After Beelzebub takes the floor, it becomes clear that the caucus has been a foregone conclusion. Satan lets the sides rhetorically engage each other before he announces through Beelzebub the plan he had all along. Satan and Beelzebub conspire to win the argument, and do, without any of the other devils recognizing the fraud. Satan’s volunteering to be the scout then silences all possible dissent, since he is heralded as the leader of Hell. Here again is a parody of Hell mimicking Heaven: Satan offers to sacrifice himself for the good of the other devils, in a twisted imitation of Christ. The parallel is made even more blatant when Sin cries out to Satan at the gate of Hell: “O father, what intends thy hand . . . against thy only son?” (II.727–728). Sin’s statement foreshadows how God will send his only Son to die, for the good of the humankind. Satan believes he is free, and both Belial and Mammon celebrate the freedom of the devils even in Hell, and yet we see that they have no power to do anything except distort Heavenly things, twisting them into evil, empty imitations.

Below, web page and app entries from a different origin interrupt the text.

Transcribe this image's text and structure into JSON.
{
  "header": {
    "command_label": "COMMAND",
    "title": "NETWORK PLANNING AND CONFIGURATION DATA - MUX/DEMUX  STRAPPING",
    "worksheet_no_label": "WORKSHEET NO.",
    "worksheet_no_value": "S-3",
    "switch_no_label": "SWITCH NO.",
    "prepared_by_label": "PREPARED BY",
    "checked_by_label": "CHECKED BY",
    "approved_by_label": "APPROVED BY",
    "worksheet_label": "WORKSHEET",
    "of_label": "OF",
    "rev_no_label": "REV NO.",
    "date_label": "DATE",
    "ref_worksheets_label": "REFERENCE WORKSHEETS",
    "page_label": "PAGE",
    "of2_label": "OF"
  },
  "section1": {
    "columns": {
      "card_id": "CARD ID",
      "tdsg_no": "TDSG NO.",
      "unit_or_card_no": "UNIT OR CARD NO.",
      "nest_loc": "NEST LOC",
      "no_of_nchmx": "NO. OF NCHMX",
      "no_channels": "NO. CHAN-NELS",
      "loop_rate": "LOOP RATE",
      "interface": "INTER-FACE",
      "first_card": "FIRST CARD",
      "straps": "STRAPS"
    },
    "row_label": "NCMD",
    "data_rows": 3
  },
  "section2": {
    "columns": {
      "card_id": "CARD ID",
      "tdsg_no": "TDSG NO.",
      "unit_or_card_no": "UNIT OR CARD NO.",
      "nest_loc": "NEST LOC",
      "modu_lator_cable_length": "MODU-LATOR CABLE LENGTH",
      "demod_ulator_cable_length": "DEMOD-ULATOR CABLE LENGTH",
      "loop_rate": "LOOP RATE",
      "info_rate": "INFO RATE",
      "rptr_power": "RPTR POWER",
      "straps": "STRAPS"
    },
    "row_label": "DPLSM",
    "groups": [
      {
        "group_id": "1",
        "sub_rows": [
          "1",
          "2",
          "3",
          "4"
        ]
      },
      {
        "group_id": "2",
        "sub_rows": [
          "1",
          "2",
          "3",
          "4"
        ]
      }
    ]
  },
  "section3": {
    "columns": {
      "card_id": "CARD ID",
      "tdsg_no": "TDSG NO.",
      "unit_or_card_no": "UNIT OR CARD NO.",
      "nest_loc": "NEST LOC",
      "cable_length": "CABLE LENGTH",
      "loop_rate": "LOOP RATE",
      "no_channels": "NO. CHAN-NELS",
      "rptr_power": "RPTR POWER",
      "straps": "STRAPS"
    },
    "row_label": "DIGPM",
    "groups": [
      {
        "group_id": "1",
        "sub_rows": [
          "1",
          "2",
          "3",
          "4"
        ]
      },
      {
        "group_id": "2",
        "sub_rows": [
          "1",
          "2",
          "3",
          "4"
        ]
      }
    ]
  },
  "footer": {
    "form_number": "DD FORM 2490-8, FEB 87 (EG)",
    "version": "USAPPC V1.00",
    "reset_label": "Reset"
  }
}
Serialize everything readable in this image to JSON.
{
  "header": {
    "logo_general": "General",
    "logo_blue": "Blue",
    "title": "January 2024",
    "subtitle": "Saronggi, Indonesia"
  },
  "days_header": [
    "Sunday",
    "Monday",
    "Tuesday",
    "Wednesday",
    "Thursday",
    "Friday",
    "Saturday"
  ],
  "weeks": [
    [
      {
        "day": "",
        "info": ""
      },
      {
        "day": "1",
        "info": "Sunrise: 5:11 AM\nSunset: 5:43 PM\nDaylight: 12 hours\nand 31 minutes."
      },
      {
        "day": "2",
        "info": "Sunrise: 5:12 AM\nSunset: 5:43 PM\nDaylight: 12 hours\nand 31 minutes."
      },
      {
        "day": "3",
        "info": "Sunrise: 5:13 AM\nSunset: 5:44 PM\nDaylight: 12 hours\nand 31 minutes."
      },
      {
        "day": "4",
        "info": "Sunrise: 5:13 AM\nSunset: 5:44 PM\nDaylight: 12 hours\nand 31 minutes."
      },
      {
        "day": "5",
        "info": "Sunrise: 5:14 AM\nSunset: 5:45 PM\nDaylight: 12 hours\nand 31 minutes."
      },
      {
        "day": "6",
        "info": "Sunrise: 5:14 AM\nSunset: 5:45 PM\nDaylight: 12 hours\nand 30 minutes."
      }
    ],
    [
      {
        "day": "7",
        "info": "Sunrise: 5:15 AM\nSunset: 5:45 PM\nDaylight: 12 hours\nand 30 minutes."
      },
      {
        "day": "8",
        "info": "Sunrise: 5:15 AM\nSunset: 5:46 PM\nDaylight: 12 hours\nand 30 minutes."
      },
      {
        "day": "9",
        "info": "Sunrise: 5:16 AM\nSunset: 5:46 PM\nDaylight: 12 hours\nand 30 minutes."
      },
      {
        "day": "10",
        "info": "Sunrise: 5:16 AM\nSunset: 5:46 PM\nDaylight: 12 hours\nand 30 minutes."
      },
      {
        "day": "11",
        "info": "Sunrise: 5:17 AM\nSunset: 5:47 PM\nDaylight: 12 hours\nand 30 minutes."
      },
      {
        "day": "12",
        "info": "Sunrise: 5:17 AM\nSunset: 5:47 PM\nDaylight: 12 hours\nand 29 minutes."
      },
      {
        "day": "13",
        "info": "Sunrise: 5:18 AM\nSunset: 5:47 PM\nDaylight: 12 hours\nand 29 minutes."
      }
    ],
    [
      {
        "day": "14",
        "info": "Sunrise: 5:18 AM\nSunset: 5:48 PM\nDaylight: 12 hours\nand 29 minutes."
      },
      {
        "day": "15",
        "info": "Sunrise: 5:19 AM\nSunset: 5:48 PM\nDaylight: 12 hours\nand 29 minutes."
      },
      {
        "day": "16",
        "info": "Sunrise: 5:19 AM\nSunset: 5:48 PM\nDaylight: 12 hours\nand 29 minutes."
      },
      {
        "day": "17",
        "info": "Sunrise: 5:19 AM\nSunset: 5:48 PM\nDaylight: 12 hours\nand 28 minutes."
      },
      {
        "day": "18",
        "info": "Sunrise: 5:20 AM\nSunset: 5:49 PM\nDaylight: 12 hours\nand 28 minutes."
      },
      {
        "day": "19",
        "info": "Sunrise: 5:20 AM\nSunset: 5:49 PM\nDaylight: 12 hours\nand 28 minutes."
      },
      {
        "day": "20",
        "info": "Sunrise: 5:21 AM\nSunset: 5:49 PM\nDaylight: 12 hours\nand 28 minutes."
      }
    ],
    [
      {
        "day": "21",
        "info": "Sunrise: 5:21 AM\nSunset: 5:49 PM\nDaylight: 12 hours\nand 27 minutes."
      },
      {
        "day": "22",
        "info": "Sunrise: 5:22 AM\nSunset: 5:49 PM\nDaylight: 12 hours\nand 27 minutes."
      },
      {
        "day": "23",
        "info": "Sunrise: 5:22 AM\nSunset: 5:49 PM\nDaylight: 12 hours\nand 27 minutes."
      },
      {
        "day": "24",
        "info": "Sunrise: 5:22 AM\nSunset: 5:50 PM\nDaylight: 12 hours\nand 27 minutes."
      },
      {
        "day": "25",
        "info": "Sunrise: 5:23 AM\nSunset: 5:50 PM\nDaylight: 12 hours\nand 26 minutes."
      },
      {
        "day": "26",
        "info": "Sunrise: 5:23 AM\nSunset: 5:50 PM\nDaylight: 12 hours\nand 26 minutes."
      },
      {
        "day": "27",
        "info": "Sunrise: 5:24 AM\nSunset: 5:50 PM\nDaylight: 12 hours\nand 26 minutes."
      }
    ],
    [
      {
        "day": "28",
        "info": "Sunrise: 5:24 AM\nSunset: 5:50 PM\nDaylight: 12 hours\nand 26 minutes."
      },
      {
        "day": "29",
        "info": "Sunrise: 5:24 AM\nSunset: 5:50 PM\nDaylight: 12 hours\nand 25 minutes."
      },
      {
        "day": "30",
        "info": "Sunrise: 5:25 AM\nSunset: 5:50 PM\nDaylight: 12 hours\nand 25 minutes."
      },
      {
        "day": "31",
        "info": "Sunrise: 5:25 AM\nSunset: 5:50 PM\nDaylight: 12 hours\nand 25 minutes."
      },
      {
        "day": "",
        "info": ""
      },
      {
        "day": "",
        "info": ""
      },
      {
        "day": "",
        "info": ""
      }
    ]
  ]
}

Satan’s encounter with Sin and Death is an allegory, in which the three characters and their relationships represent abstract ideas. Sin is the first child of Satan, brought to life by Satan’s disobedience. Since Satan is the first of God’s creations to disobey, he personifies disobedience, and the fact that Sin is his daughter suggests that all sins arise from disobedience and ingratitude toward God. To those who behold her birth, she is first frightening but then seems strangely attractive, suggesting the seductive allure of sin to the ordinary individual. Sin dwells alone and in utter torment, representing the ultimate fate of the sinner. That Death is Sin’s offspring indicates Milton’s belief that death is not simply a biological fact of life but rather a punishment for sin and disobedience, a punishment that nobody escapes.